How many campuses do you need to cover with alarms? The advantages of having a system-wide alarm are:
School districts, unfortunately, are working on limited funds. They need systems that can multitask. A school security alarm system doesn’t have to be a single-function solution. The right system will enable emergency alerts, but will also provide regular communications features, such as cross-campus paging and discreet communications among faculty and staff. There’s no need to purchase, train on, and maintain two or three separate communications systems.
In a stressful situation, it is essential that an alarm system is simple to use. The smartest folks in the world, provided with the best training available, can still go blank when they feel panicked. While those fancy, feature-packed systems look dazzling when the salesperson shows you those glossy pictures, a more basic, functional, intuitive system will be far superior in a true emergency. Whether your faculty is trying to deal with a staff member who has collapsed, an unruly group of students, or an intruder on campus, they need a system with a simple button to press to summon help — fast.
A simple-to-use system doesn’t have to mean a stripped-down, basics-only system.
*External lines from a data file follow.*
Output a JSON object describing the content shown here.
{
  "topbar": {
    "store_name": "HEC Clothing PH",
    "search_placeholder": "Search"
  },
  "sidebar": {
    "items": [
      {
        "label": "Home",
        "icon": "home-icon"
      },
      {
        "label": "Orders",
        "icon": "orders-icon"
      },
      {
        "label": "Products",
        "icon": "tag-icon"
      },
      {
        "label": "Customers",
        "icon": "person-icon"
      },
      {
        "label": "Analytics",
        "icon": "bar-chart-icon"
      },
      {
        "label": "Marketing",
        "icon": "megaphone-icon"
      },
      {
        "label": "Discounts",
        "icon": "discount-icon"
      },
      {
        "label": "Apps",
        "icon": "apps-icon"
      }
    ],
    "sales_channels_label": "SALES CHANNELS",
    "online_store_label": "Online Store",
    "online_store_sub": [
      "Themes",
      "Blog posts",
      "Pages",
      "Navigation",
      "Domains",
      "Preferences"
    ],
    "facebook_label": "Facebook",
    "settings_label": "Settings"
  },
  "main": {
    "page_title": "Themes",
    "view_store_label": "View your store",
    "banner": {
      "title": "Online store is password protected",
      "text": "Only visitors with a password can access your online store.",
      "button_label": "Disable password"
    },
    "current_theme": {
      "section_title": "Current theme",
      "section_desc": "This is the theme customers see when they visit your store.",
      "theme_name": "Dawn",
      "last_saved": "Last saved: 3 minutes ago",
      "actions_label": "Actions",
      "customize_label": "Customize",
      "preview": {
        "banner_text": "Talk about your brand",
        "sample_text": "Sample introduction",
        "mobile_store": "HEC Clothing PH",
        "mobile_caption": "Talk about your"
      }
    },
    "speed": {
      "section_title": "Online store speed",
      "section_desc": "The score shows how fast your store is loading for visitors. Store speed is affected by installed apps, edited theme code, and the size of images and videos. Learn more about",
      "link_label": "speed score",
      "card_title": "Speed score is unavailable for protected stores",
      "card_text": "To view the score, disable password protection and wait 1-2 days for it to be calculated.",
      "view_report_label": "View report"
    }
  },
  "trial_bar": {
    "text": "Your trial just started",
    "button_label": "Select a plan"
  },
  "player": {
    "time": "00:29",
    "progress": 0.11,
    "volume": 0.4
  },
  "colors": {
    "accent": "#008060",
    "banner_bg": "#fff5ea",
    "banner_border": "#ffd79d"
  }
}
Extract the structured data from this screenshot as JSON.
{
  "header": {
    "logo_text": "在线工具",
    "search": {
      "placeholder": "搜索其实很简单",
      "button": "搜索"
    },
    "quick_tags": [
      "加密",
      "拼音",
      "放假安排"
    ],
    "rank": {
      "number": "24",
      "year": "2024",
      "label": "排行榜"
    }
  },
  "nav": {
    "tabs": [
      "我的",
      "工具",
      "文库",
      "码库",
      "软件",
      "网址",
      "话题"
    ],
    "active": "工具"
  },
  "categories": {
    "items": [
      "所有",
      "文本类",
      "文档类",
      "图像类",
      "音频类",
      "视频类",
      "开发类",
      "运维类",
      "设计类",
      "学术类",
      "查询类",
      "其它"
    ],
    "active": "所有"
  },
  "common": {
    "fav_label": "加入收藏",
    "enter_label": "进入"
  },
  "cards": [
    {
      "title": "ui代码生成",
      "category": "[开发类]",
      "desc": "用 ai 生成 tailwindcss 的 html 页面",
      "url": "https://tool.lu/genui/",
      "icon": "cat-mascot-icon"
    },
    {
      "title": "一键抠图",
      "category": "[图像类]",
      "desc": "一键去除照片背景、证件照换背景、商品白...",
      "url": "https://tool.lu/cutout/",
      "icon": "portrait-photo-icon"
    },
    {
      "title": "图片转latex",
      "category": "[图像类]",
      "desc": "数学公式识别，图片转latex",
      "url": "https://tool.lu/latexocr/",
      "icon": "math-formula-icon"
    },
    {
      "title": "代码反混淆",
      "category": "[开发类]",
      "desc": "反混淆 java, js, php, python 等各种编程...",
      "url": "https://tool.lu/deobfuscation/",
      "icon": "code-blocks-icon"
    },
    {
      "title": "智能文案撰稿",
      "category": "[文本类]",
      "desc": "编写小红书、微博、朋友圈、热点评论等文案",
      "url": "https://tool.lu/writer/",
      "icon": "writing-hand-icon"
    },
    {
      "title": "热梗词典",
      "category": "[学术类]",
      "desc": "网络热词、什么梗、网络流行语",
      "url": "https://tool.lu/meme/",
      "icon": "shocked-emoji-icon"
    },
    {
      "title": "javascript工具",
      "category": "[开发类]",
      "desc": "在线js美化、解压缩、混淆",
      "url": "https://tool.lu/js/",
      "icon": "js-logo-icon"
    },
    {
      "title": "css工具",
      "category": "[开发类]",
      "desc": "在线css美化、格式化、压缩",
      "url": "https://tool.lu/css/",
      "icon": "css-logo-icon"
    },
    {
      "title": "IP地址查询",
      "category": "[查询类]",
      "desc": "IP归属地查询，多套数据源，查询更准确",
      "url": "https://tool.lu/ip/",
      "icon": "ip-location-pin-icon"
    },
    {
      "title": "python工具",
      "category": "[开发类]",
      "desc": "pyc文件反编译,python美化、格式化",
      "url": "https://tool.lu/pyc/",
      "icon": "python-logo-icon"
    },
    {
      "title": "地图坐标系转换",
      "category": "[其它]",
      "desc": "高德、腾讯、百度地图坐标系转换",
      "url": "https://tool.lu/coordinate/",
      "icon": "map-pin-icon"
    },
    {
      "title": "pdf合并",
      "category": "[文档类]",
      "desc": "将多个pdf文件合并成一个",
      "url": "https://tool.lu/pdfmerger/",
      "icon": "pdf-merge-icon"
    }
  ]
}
You can get a school security alarm system that has state-of-the-art features and functionality, but is still simple and intuitive to use. Features like the ability to acknowledge receipt of a message, notify a group, inform responders of what emergency is unfolding and where — all of these are available on a system that’s a cinch to operate.
When choosing an alarm system for your school or school district, consider what you’re getting for what price. If you are forced to make trade-offs like sacrificing features you truly need, then the lowest price isn’t the best indicator of value. Consider things like the initial cost of the system, the installation costs, how quickly the system can be installed, the features you’re getting, the ease of training on and using the system, and what ongoing maintenance of the system will cost. Don’t just compare initial cost to initial cost. Compare total lifetime costs of each system. Some are cheaper up front, but come with lots more maintenance, troubleshooting, and repairs over time, driving the total costs of ownership much higher than a system that’s more expensive on the front end.
Why wait? You can get the system you need with the features you desire, all at a price you’ll be proud to tell the teacher about! Request a quote today.
Please, rotate your device